Due to our own circumstances, instead of being upset that we may not have access to fancy equipment, we need to look at what is available to us, where can we create force to strength train? One example I’ve already used which there is plenty to go around... Gravity! This is why doing a jump squat is so much more challenging than a regular squat, or why trying to go slow on the way down during a push up is twice as hard as a regular push up. At the end of the day, strength training is simple physics, Force = Mass X Acceleration (F = MA). A famous Russian sports scientist by the name of Yuri Verkoshansky (believed to be the father of plyometrics, jump training) referred to strength training as “force training”. He applied his model to his athletes and it's now the foundation for much of the modern-day strength and conditioning you see your favourite athletes perform. I am providing a very simple template to help you challenge yourself, track, organize and get up to generate some force!

Yours in strength,

Troy Kulasekere, CSCS


Home Work Out Program and Tracker

All exercises performed can be found by clicking on the link below:

*Remember to challenge yourself and if you need help with the program get your parents to do it with you!
*Under “Week”, you can record how many reps or how long you did an exercise, keep track and always challenge yourself! *Can be done 2-3 times per week! make sure you rest a day in between and do some cardio like jogging!

WARM UP: (Perform 3 times through with no rest!): Jumping Jacks x 20, Burpees x 10, Arm circles x 10, Inch Worms x 5


AMRAP: As many reps as possible ALAP: As long as possible
SL: Single Leg
BW: Bodyweight

Superset: (exercises are done in consecutive order and then you rest!)

SUPERSET #1: Rest 1 minute after A3 


Sets Reps Week 1 Week 2 Week 3
A1 Push-ups 3


A2 Leg Lift 3 10 to 20      
A3 BW Squat 3 10 to 20      

SUPERSET #2: Rest 1 minute after B3 
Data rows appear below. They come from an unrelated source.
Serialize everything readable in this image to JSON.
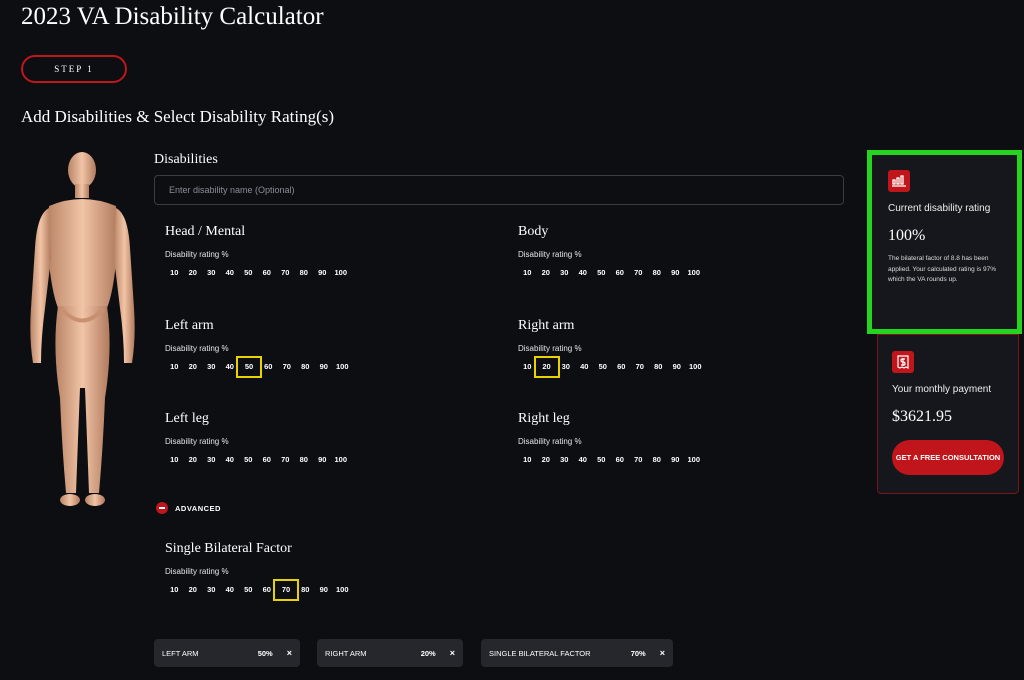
{
  "header": {
    "title": "2023 VA Disability Calculator",
    "step_label": "STEP 1",
    "section_title": "Add Disabilities & Select Disability Rating(s)"
  },
  "disabilities": {
    "label": "Disabilities",
    "input_placeholder": "Enter disability name (Optional)",
    "input_value": ""
  },
  "rating_sub_label": "Disability rating %",
  "rating_options": [
    "10",
    "20",
    "30",
    "40",
    "50",
    "60",
    "70",
    "80",
    "90",
    "100"
  ],
  "groups": {
    "head": {
      "title": "Head / Mental",
      "selected": null
    },
    "body": {
      "title": "Body",
      "selected": null
    },
    "left_arm": {
      "title": "Left arm",
      "selected": "50"
    },
    "right_arm": {
      "title": "Right arm",
      "selected": "20"
    },
    "left_leg": {
      "title": "Left leg",
      "selected": null
    },
    "right_leg": {
      "title": "Right leg",
      "selected": null
    },
    "bilateral": {
      "title": "Single Bilateral Factor",
      "selected": "70"
    }
  },
  "advanced_label": "ADVANCED",
  "chips": [
    {
      "label": "LEFT ARM",
      "value": "50%",
      "remove": "×"
    },
    {
      "label": "RIGHT ARM",
      "value": "20%",
      "remove": "×"
    },
    {
      "label": "SINGLE BILATERAL FACTOR",
      "value": "70%",
      "remove": "×"
    }
  ],
  "rating_card": {
    "label": "Current disability rating",
    "value": "100%",
    "note": "The bilateral factor of 8.8 has been applied. Your calculated rating is 97% which the VA rounds up."
  },
  "payment_card": {
    "label": "Your monthly payment",
    "value": "$3621.95",
    "cta": "GET A FREE CONSULTATION"
  },
  "colors": {
    "accent": "#c0161b",
    "highlight": "#24d41f",
    "selected": "#e8d200",
    "background": "#0d0e12"
  }
}
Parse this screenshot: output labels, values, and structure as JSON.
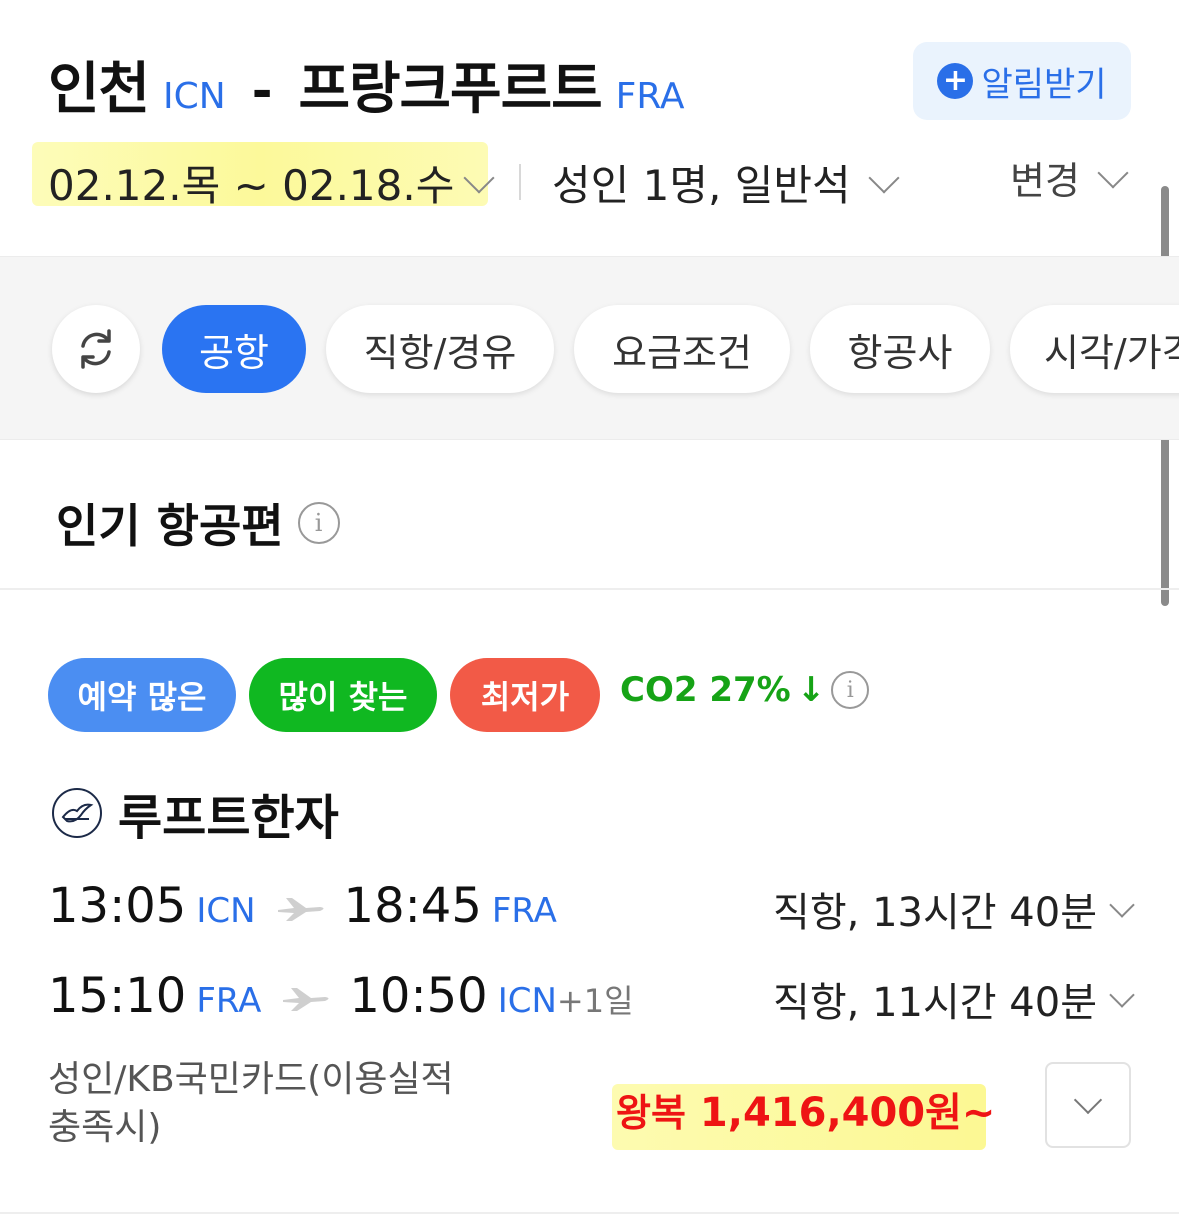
{
  "header": {
    "origin_city": "인천",
    "origin_code": "ICN",
    "separator": "-",
    "dest_city": "프랑크푸르트",
    "dest_code": "FRA",
    "alert_label": "알림받기",
    "dates": "02.12.목 ~ 02.18.수",
    "passengers": "성인 1명, 일반석",
    "change_label": "변경"
  },
  "filters": {
    "chips": [
      "공항",
      "직항/경유",
      "요금조건",
      "항공사",
      "시각/가격"
    ],
    "active_index": 0
  },
  "section": {
    "title": "인기 항공편"
  },
  "badges": [
    {
      "label": "예약 많은",
      "color": "#4b8ef2"
    },
    {
      "label": "많이 찾는",
      "color": "#10b821"
    },
    {
      "label": "최저가",
      "color": "#f25a47"
    }
  ],
  "co2": {
    "label": "CO2 27%",
    "arrow": "↓",
    "color": "#16a316"
  },
  "flight": {
    "airline": "루프트한자",
    "legs": [
      {
        "dep_time": "13:05",
        "dep_code": "ICN",
        "arr_time": "18:45",
        "arr_code": "FRA",
        "day_offset": "",
        "info": "직항, 13시간 40분"
      },
      {
        "dep_time": "15:10",
        "dep_code": "FRA",
        "arr_time": "10:50",
        "arr_code": "ICN",
        "day_offset": "+1일",
        "info": "직항, 11시간 40분"
      }
    ],
    "fare_note": "성인/KB국민카드(이용실적 충족시)",
    "price_prefix": "왕복",
    "price": "1,416,400원~",
    "price_color": "#ee1414"
  },
  "colors": {
    "accent": "#2a6fe8",
    "active_chip": "#2a74f2",
    "highlight": "#fcf99a"
  }
}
Sets Reps Week 1 Week 2 Week 3
B1 Superman 3 10 to 20      
B2 Plank March 3 10 to 20      
B3 Reverse Lunge 3 10 to 20/Leg      

FINISHER: Rest 1min after D1 



Sets Reps Week 1 Week 2 Week 3
D1 Plank 3 ALAP      


  • ➢  Always remember, technique and form are first! Make sure to do the exercise properly!

  • ➢  Keep track and always challenge yourself

  • ➢  For those of you who are advanced: How to make exercises more challenging if not equipment is available?

    1. a)  Wearing a backpack full of textbooks for your lunges and squats

    2. b)  Add a small jump to squats (make sure to land in your squat); or do clap push-ups!

    3. c)  Go slower on the way down during pushups, squats, lunges (aim for 3-5 seconds)

    4. d)  Replace walking lunges with Bulgarian split squats

      EXTRA CHALLENGE: MOST PUSH-UPS IN 10 MINUTES... Mine was 126, what’s yours???